German researchers have created a machine-learning algorithm that can take a photograph and make it look like a drawing by Vincent van Gogh or Pablo Picasso. In addition to benefiting art lovers worldwide (think of the new Instagram filters this could unleash), this will help computer scientists figure out how to teach computers better ways to classify images. In short, computers will get better at “seeing.”

Companies ranging from Google and Facebook to the U.S. department of defense are all trying to make advances in computer vision, which will help usher in innovations as significant as driverless cars and as mundane as better social-networking software. Getting computers to help us parse and categorize visual data could help humans deal with the increasing flood of information, as well as helping us analyze the information we already have.

The paper—based on work from researchers at the University of Tubingen in Germany, with some help from a neuroscientist at Baylor College of Medicine in Houston—discusses how the scientists taught a neural network to render a photograph of a row of houses in each artist’s style. The researchers discovered that they had to strike a balance between optimizing for the content of the photograph (the row of houses) or the artistic style. If they let the computer put too much weight on one they ended up with images that were heavily distorted, although very stylized.
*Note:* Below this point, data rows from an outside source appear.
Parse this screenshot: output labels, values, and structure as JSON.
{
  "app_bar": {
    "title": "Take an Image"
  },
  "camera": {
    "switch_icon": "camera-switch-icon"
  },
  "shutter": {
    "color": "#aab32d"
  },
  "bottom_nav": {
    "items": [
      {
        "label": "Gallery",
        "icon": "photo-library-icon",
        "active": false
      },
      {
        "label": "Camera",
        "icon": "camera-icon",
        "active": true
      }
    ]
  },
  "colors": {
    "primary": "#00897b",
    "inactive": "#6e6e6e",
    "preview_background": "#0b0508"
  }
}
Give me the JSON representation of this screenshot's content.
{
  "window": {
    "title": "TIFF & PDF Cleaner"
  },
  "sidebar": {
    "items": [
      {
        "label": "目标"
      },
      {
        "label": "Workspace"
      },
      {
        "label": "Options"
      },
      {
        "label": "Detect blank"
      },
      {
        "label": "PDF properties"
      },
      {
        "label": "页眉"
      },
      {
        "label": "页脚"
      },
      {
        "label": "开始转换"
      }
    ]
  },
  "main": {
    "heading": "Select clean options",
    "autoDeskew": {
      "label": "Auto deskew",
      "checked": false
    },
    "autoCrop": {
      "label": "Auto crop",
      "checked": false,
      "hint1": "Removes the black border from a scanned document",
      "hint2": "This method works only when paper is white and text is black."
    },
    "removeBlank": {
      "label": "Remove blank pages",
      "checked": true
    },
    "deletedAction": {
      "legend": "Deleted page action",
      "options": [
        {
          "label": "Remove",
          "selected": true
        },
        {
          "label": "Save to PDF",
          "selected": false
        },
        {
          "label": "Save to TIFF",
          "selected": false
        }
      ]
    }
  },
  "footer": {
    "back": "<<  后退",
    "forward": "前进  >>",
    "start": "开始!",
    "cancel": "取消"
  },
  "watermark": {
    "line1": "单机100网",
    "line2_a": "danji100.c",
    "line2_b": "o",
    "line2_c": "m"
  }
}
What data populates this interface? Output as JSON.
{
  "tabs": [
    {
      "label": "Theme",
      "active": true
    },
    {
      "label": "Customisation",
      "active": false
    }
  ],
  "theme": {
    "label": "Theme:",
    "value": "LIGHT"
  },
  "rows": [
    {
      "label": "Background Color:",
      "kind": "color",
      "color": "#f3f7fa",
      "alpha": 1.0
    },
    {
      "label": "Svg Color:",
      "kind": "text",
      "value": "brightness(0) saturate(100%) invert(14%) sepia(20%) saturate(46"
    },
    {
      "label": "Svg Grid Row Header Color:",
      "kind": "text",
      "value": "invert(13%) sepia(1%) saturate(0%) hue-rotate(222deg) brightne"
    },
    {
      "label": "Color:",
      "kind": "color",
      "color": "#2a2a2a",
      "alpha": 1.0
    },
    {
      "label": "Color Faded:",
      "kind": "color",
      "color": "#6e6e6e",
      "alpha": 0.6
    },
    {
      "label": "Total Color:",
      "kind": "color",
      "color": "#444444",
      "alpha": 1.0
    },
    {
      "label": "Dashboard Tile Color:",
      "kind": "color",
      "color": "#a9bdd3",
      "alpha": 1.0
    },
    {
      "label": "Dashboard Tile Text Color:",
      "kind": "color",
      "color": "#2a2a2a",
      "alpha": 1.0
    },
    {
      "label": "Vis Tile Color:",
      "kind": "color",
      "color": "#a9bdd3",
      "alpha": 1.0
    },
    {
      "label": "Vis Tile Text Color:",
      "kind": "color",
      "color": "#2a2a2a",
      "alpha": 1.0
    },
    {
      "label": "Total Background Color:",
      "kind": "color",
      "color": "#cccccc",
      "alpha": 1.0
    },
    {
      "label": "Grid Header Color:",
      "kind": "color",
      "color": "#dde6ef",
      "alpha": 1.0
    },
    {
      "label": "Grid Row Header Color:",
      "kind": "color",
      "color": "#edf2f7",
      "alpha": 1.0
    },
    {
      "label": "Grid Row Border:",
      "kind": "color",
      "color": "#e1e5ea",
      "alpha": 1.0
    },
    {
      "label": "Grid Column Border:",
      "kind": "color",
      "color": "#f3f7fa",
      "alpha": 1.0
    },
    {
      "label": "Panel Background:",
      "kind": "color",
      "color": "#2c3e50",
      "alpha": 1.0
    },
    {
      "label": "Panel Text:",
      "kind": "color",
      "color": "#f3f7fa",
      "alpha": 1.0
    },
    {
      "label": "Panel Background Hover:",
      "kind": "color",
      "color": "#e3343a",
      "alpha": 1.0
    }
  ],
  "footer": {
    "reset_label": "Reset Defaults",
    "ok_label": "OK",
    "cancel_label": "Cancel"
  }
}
But in doing so, the authors discovered that the computer was able to separate the content of an image, such as a picture of a house or starry night from the style in which it was rendered. The researchers believe this is the first time that separation has been demonstrated. They also believe it could pave the way for computers that really do see more like humans and less like computers. And that would be truly game changing.

For more on the future of AI in the technology world see our Fortune video: